→ **WORK ORDER**
Sort through the entries below and pull out lines containing the word "Parameters".

---*---

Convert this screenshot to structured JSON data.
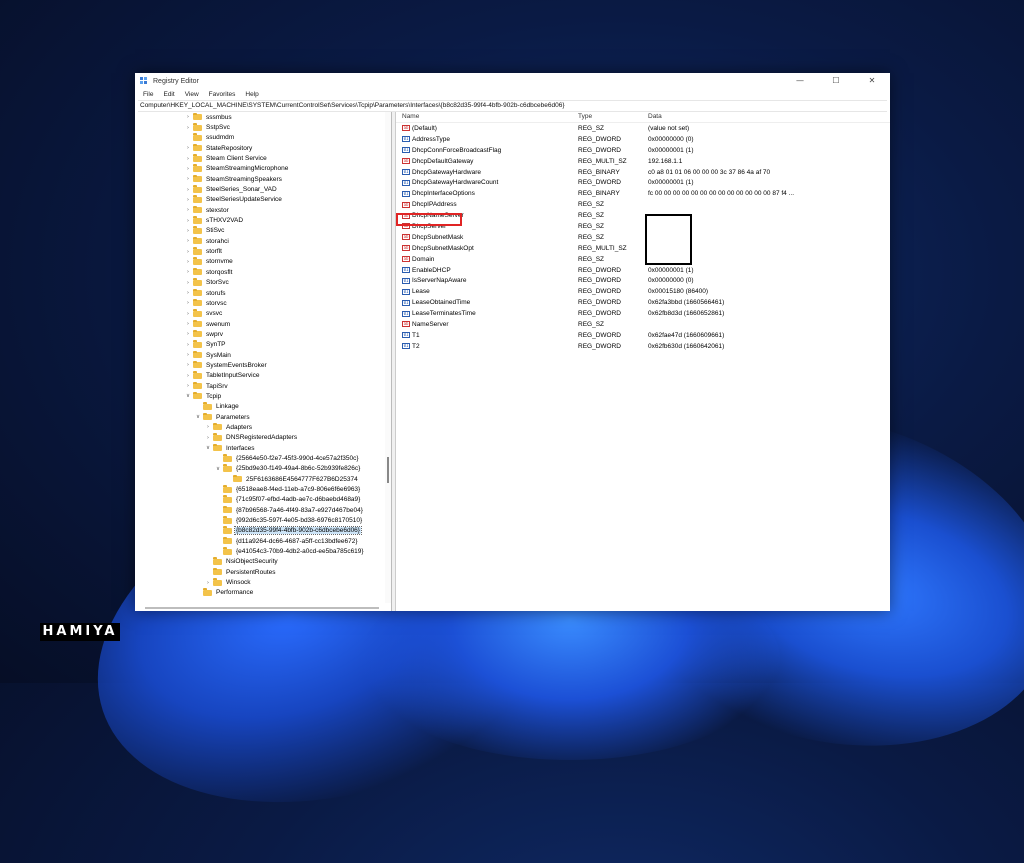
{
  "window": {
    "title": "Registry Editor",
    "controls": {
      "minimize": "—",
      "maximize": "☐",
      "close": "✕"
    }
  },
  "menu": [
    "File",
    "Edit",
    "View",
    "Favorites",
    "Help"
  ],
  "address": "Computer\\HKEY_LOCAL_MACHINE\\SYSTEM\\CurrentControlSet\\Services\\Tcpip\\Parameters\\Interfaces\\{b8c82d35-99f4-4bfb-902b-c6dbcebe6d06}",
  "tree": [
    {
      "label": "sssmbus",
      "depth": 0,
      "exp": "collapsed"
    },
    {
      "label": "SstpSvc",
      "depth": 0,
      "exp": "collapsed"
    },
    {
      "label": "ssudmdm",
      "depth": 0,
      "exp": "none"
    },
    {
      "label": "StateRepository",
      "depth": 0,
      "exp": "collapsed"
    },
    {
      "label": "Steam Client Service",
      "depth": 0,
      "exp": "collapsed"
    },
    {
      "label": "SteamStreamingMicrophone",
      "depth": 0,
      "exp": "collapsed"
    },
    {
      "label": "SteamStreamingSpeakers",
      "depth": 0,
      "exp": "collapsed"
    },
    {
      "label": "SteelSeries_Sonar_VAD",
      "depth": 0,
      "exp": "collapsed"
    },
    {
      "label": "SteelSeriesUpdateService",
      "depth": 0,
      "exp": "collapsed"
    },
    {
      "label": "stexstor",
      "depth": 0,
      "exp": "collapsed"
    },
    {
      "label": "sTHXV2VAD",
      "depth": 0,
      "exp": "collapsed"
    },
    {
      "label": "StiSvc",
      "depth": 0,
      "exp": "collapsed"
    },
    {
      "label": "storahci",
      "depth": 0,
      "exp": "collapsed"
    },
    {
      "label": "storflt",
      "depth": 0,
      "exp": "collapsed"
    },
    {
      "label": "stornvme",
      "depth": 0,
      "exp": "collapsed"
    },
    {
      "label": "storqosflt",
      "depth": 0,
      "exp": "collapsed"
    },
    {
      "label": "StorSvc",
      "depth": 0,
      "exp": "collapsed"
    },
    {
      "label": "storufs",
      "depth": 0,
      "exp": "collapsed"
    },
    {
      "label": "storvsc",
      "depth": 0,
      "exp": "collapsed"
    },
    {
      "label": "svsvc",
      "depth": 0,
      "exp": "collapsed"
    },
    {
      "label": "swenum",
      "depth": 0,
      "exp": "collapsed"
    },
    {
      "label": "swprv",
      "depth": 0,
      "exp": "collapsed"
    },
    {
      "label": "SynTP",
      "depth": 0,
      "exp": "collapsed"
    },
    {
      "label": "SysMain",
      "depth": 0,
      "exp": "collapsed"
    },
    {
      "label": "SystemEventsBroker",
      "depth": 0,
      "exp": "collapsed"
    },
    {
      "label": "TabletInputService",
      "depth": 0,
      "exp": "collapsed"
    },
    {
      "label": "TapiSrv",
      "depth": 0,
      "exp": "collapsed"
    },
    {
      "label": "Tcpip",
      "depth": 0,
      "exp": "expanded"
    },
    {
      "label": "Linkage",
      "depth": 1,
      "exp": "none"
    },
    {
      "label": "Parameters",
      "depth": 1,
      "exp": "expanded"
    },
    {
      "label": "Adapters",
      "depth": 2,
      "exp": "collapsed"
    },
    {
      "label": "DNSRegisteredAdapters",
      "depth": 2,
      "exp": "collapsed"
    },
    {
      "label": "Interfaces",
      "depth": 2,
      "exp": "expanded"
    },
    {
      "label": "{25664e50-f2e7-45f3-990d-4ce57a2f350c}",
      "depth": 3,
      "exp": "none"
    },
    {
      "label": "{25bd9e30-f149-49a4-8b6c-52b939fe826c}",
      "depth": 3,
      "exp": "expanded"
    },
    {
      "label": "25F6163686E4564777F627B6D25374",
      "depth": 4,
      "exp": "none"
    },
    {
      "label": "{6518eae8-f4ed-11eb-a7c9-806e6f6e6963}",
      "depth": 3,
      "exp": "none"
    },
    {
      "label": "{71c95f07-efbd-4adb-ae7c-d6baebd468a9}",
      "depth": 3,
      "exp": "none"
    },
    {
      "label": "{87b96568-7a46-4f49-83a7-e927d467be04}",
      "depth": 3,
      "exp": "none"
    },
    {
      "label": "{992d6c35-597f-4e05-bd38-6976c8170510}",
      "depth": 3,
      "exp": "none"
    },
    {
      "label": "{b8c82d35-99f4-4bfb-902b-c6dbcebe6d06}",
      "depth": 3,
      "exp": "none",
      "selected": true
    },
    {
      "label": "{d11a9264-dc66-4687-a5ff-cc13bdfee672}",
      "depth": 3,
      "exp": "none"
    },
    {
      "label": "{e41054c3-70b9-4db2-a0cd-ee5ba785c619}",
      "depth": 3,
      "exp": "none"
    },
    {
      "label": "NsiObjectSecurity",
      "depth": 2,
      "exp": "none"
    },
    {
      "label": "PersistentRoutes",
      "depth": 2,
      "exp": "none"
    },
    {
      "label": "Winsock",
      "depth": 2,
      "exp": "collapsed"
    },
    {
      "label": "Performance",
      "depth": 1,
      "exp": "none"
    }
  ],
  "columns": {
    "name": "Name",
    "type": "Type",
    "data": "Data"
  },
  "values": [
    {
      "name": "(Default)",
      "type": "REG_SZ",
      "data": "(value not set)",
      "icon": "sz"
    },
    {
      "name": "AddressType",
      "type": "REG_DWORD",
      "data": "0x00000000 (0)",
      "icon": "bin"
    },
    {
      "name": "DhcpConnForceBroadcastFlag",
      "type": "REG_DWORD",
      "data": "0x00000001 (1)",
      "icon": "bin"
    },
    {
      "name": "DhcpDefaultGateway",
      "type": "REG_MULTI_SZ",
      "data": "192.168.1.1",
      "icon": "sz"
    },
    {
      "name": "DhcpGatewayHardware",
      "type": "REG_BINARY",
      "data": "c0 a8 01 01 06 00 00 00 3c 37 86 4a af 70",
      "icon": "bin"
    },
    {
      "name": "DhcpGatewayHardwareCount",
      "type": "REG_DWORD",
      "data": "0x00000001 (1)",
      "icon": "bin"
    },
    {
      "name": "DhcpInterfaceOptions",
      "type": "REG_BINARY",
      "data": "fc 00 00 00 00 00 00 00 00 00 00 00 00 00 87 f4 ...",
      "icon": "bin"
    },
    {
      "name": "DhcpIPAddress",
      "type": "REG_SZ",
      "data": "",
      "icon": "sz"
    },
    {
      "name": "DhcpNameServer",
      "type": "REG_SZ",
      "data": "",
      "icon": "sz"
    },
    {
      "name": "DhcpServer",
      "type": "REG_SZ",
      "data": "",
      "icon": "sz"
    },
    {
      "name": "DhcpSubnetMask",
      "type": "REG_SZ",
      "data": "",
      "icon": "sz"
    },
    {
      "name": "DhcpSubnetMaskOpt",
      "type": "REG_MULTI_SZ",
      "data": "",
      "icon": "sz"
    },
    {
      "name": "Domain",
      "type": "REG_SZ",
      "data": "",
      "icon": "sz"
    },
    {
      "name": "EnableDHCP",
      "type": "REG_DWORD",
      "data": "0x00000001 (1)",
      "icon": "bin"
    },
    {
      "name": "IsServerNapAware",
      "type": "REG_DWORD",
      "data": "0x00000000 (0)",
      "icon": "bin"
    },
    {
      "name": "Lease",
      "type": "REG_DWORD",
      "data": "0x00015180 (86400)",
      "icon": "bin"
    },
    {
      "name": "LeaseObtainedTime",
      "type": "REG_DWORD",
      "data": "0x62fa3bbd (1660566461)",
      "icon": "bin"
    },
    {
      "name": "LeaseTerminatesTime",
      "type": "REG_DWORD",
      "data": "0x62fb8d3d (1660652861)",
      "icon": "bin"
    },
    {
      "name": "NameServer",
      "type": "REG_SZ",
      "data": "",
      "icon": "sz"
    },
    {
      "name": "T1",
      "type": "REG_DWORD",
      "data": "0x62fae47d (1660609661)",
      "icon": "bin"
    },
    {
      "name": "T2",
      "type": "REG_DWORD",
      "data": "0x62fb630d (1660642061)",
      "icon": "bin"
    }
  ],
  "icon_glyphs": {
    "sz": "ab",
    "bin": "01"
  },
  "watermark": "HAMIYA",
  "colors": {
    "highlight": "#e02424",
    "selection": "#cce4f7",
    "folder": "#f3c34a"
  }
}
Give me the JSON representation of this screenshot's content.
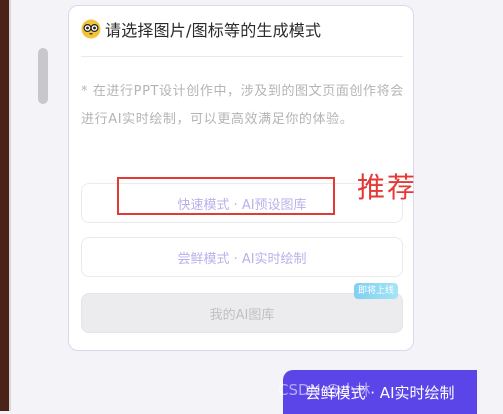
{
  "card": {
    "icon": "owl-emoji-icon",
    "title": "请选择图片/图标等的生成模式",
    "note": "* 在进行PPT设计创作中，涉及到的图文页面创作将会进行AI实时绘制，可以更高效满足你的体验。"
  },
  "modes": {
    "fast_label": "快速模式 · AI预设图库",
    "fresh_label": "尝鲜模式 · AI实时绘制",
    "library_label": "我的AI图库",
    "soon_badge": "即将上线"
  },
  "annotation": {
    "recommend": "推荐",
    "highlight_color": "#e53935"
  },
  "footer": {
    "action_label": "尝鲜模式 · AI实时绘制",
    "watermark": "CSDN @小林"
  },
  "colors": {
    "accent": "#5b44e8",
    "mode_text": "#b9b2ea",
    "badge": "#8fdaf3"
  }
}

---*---

→ **SOLVED EXERCISE**
  "address": "Computer\\HKEY_LOCAL_MACHINE\\SYSTEM\\CurrentControlSet\\Services\\Tcpip\\Parameters\\Interfaces\\{b8c82d35-99f4-4bfb-902b-c6dbcebe6d06}",
      "label": "Parameters",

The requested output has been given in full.